Dataset extract:

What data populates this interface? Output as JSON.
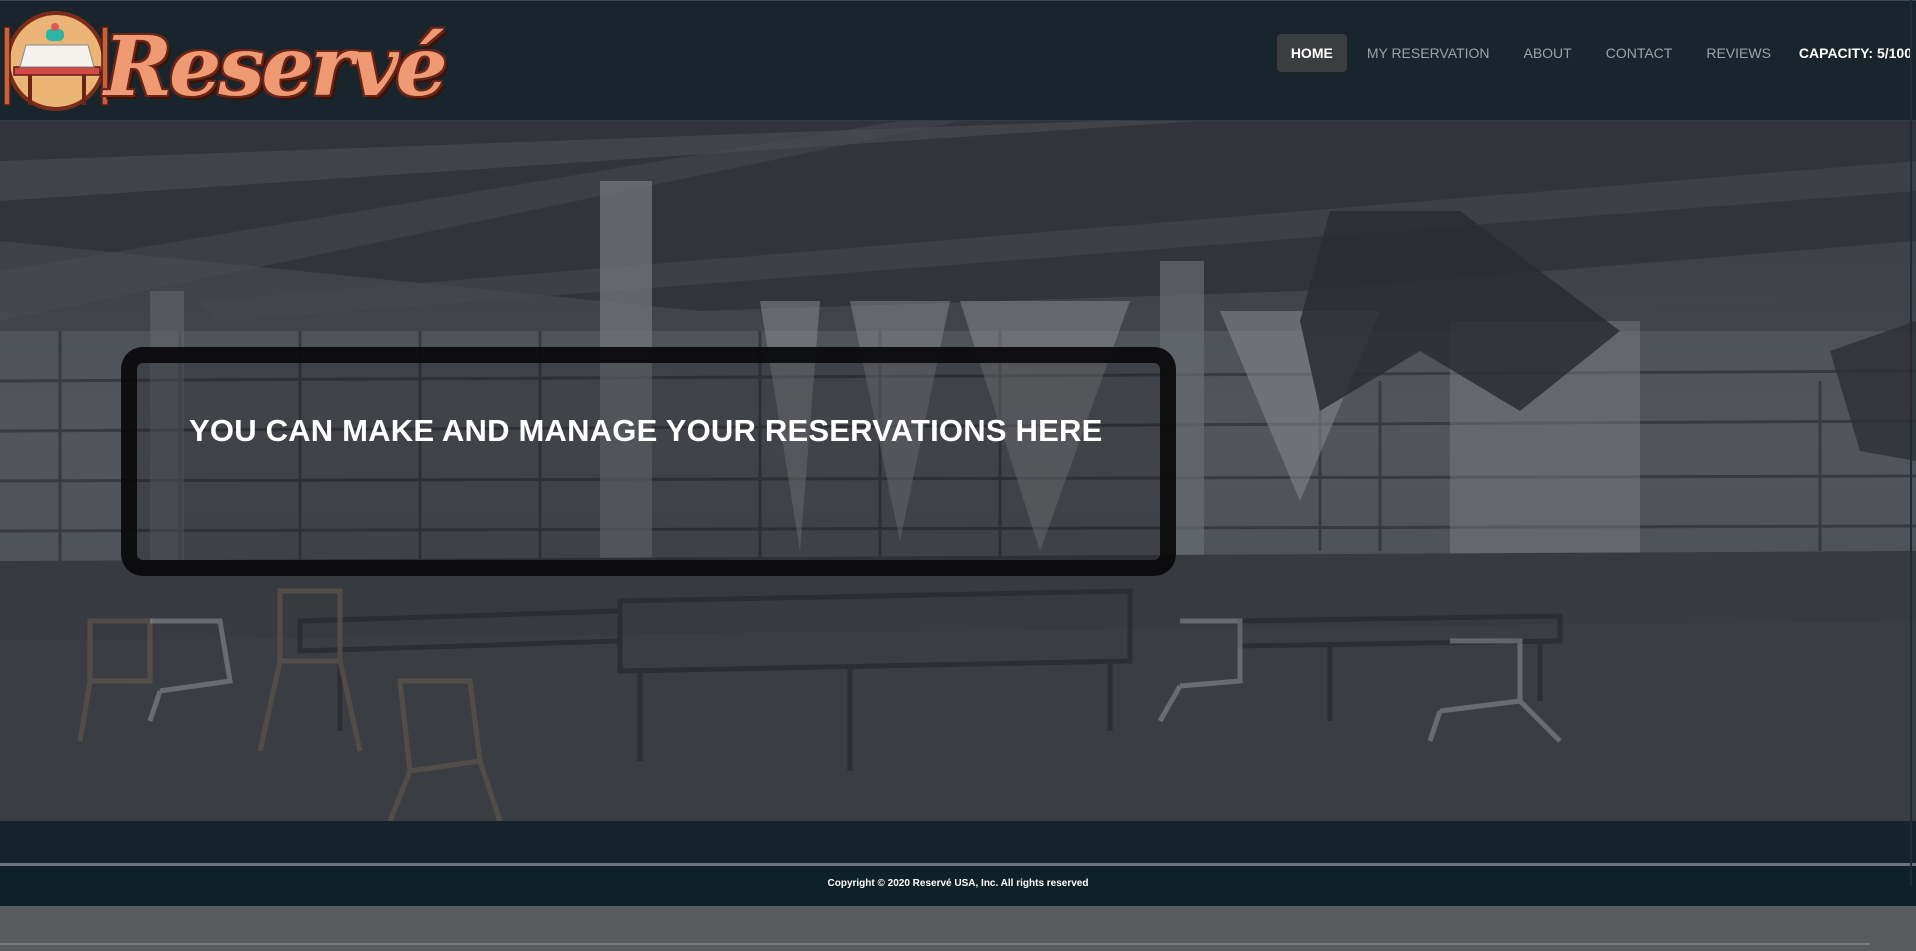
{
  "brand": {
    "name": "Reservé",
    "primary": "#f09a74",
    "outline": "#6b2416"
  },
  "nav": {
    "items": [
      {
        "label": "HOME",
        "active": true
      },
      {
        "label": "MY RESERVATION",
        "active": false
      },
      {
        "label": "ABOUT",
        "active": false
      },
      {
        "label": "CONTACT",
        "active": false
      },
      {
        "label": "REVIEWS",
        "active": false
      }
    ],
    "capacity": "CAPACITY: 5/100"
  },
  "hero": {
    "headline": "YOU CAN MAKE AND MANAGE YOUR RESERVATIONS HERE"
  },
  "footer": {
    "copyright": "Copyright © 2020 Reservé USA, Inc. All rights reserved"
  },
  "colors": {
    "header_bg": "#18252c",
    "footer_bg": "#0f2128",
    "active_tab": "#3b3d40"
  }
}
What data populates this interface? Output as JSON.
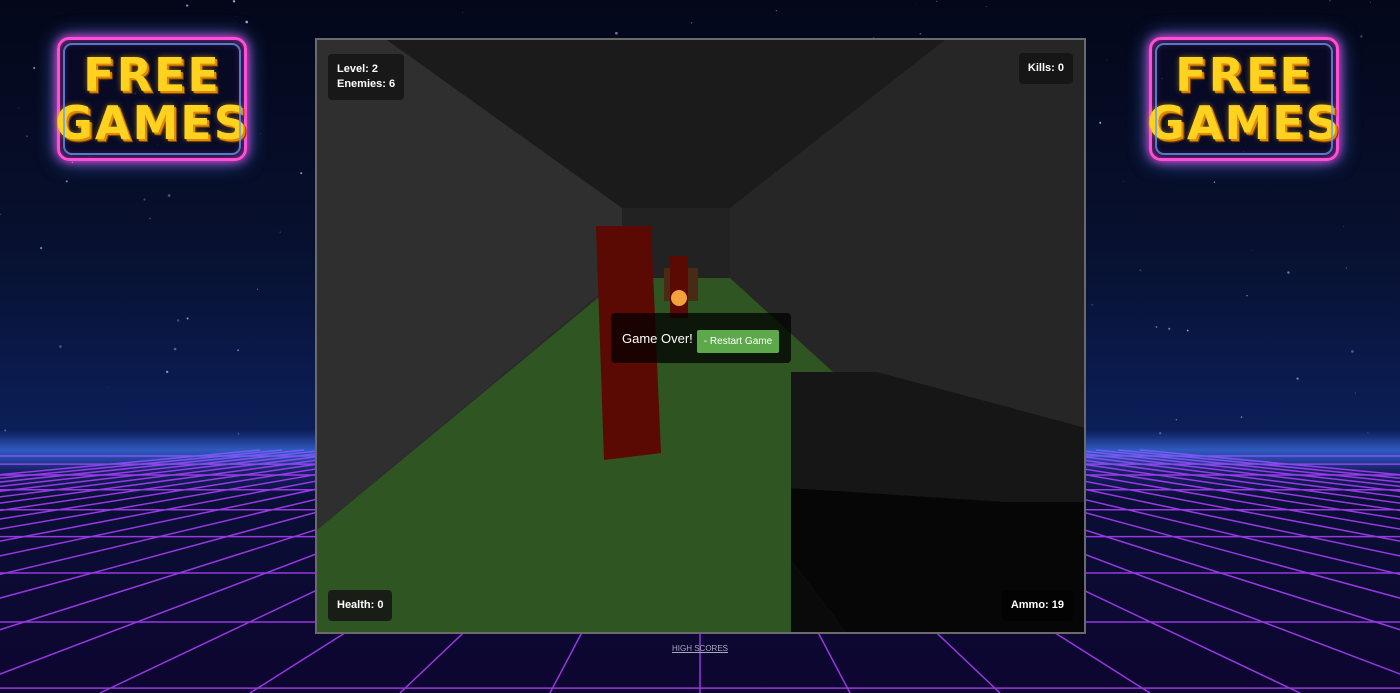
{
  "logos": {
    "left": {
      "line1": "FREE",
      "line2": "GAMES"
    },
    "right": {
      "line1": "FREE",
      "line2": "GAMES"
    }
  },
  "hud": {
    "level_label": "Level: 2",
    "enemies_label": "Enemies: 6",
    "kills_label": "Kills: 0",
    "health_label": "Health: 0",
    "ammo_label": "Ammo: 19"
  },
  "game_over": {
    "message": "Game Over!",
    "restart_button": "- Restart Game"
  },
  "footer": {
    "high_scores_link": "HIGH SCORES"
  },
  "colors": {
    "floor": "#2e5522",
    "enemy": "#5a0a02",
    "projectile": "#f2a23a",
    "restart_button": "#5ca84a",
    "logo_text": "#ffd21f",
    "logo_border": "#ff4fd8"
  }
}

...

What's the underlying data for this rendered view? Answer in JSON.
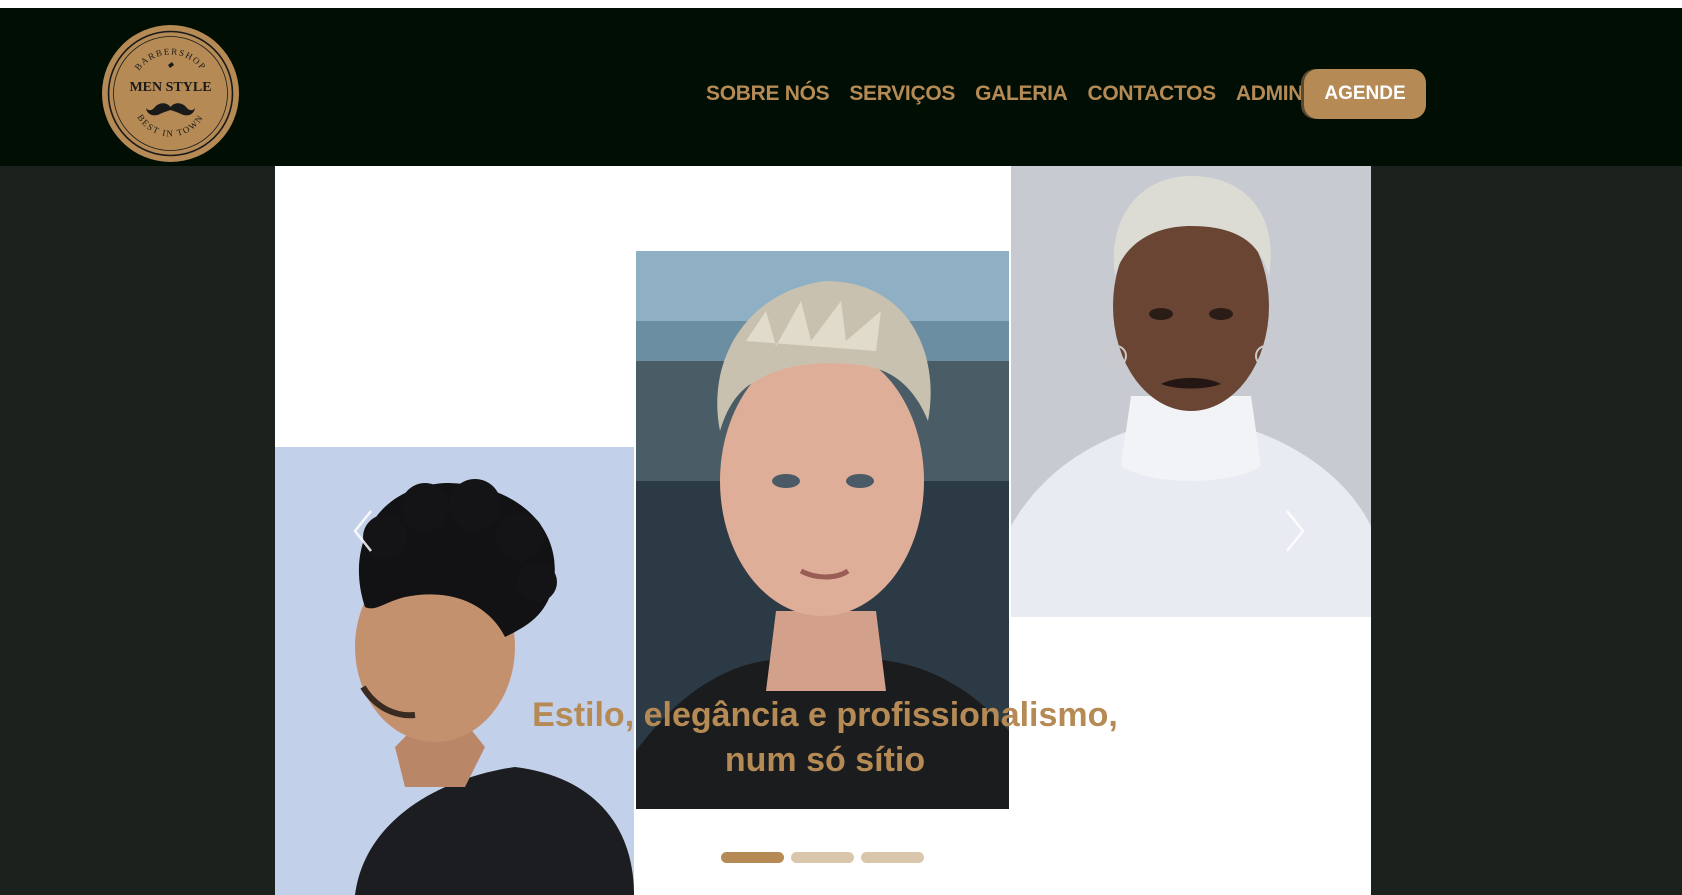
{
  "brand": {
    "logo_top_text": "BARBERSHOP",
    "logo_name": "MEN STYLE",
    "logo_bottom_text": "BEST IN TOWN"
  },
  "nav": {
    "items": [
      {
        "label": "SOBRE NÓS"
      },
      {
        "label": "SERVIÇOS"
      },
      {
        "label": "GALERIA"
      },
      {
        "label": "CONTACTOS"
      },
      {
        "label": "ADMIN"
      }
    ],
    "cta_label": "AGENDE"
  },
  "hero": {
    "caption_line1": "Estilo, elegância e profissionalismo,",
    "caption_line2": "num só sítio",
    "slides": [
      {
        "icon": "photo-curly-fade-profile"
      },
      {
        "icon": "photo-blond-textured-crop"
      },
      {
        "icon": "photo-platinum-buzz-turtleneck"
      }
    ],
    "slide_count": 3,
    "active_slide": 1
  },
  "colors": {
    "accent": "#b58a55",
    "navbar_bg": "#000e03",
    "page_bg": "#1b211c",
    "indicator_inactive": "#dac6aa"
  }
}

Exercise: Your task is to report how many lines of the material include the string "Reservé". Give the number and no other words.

Answer area: 2